__Work task__. Please find every line in the records below that contains the word "JSON", and copy it.

App and web page records
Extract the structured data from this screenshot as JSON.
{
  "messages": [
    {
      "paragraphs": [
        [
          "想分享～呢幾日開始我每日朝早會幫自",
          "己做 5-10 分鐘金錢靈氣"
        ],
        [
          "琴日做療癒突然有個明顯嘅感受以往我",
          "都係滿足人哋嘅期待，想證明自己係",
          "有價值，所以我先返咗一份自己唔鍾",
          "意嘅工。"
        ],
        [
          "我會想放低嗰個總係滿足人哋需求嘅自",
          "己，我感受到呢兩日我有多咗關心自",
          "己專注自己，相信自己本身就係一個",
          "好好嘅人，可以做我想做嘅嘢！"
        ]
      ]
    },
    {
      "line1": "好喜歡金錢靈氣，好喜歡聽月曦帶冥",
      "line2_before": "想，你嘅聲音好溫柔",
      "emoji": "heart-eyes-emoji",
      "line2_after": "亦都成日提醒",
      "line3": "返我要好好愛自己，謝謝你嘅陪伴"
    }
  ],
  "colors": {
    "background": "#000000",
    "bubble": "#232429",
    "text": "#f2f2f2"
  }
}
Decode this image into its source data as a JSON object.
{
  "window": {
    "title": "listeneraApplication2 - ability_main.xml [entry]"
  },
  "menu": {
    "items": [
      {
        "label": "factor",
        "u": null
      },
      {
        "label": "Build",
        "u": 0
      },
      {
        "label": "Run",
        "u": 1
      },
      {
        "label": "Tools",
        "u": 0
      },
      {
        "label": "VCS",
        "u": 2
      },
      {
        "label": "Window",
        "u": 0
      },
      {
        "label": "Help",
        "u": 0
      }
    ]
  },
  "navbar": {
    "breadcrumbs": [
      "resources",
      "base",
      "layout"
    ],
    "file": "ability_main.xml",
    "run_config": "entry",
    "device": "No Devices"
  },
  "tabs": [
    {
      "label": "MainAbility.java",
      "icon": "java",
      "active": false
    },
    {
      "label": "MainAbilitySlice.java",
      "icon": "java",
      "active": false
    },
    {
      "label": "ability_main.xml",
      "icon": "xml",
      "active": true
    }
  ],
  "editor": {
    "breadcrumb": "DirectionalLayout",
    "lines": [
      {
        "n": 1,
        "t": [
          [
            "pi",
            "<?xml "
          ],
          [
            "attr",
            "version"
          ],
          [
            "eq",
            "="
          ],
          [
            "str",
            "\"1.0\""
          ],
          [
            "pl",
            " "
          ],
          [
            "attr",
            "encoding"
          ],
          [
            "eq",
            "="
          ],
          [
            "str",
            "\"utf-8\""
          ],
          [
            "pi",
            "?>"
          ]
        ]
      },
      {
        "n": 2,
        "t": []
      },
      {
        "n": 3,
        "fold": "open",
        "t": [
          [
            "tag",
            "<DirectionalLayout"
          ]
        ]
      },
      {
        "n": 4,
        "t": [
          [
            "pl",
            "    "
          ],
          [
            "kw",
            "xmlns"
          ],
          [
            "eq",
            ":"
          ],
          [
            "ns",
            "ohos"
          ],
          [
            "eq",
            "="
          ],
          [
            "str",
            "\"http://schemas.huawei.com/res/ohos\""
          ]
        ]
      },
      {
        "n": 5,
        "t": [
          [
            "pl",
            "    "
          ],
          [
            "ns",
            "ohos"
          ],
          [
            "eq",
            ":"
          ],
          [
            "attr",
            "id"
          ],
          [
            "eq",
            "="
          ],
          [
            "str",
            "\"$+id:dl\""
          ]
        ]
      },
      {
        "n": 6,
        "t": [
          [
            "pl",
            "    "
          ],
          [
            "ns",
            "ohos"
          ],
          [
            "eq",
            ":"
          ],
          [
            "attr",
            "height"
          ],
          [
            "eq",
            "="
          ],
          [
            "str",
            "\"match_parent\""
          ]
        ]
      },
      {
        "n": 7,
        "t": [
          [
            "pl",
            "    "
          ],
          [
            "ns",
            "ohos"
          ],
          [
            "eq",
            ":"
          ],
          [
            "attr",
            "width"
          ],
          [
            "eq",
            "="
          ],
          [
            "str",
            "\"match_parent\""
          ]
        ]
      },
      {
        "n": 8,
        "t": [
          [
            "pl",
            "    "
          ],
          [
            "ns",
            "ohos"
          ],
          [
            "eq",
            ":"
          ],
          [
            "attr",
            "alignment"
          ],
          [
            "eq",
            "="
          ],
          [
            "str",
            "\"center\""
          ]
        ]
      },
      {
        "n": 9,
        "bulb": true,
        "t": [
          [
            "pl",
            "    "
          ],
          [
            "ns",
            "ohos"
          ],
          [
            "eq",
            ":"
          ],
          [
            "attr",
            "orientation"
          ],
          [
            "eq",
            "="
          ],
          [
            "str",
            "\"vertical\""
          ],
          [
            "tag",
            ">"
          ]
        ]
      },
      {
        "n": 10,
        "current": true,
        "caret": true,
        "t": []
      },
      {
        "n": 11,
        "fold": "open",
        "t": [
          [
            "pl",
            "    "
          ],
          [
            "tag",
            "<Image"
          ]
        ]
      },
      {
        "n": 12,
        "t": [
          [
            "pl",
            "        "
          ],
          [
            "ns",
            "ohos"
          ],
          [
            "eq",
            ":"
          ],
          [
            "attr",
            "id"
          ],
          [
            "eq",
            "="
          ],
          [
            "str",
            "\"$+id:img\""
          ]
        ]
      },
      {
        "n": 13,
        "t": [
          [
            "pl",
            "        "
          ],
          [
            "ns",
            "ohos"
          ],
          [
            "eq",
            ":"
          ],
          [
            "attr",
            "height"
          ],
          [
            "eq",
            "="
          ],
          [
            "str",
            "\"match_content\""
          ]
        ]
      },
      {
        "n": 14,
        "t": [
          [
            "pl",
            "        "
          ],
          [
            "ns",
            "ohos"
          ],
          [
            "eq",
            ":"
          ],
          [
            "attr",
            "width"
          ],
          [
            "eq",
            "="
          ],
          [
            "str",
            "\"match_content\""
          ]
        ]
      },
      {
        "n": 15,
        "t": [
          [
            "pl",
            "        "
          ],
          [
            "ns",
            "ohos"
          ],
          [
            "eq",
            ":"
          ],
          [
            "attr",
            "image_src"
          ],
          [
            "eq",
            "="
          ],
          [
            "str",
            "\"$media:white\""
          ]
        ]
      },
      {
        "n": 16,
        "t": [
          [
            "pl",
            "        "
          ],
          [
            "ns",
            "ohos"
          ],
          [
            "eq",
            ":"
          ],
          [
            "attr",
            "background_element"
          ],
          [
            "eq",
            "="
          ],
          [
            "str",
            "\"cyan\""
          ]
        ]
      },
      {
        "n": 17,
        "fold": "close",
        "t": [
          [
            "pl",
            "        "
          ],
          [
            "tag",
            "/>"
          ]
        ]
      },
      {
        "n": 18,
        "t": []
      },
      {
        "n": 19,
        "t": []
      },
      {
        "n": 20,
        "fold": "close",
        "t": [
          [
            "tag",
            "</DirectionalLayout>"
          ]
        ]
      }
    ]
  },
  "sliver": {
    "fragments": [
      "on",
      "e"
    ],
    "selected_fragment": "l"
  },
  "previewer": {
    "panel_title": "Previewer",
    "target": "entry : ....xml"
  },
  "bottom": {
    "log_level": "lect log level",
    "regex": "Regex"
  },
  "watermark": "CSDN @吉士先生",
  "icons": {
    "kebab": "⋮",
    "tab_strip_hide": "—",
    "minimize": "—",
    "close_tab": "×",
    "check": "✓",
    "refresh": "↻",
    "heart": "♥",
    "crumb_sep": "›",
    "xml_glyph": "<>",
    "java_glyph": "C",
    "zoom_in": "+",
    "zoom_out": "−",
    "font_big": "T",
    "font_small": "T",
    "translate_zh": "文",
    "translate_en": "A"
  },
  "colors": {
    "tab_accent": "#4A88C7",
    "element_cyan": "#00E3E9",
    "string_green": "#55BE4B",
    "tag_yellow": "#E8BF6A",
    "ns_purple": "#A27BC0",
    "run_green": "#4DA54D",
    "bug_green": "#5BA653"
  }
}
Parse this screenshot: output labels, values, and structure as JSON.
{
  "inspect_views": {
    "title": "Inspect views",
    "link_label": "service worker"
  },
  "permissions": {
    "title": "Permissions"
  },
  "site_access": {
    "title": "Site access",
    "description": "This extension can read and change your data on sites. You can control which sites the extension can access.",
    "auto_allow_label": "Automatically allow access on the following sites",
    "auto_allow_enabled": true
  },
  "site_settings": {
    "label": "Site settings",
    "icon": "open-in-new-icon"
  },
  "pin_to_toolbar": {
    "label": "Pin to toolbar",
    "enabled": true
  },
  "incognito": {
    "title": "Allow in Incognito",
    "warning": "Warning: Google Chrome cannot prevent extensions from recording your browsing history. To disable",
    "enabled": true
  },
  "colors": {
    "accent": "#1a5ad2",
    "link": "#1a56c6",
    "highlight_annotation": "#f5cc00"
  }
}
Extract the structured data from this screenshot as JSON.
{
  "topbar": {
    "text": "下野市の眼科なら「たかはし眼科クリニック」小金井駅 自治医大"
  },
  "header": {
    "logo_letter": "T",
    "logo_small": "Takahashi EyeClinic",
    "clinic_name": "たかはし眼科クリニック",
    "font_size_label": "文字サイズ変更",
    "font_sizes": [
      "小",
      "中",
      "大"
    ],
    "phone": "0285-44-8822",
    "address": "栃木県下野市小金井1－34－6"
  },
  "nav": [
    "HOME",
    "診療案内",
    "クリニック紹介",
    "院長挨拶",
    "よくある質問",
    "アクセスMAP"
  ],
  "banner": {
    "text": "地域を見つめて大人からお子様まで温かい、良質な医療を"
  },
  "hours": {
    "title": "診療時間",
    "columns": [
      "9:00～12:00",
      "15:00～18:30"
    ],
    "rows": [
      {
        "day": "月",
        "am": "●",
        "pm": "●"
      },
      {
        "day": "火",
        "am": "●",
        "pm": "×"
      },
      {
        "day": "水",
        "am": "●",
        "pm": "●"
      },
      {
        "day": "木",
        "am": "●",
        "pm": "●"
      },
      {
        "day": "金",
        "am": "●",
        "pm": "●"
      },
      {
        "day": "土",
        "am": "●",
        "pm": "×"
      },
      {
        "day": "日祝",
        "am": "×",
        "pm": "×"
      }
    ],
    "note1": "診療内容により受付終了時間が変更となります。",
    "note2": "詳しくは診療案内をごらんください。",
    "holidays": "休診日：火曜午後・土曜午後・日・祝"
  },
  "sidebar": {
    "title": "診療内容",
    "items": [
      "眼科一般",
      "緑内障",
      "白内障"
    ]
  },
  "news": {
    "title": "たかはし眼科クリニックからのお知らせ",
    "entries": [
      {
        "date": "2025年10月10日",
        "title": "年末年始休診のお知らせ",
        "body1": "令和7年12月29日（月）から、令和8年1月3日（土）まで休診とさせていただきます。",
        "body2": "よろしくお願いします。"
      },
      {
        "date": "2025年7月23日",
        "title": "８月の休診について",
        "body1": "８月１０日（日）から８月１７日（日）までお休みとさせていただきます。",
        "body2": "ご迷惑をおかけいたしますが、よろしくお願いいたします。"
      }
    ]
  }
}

__Exercise solution__.
Extract the structured data from this screenshot as JSON.
Decode this image into its source data as a JSON object.
Parse this screenshot: output labels, values, and structure as JSON.
Extract the structured data from this screenshot as JSON.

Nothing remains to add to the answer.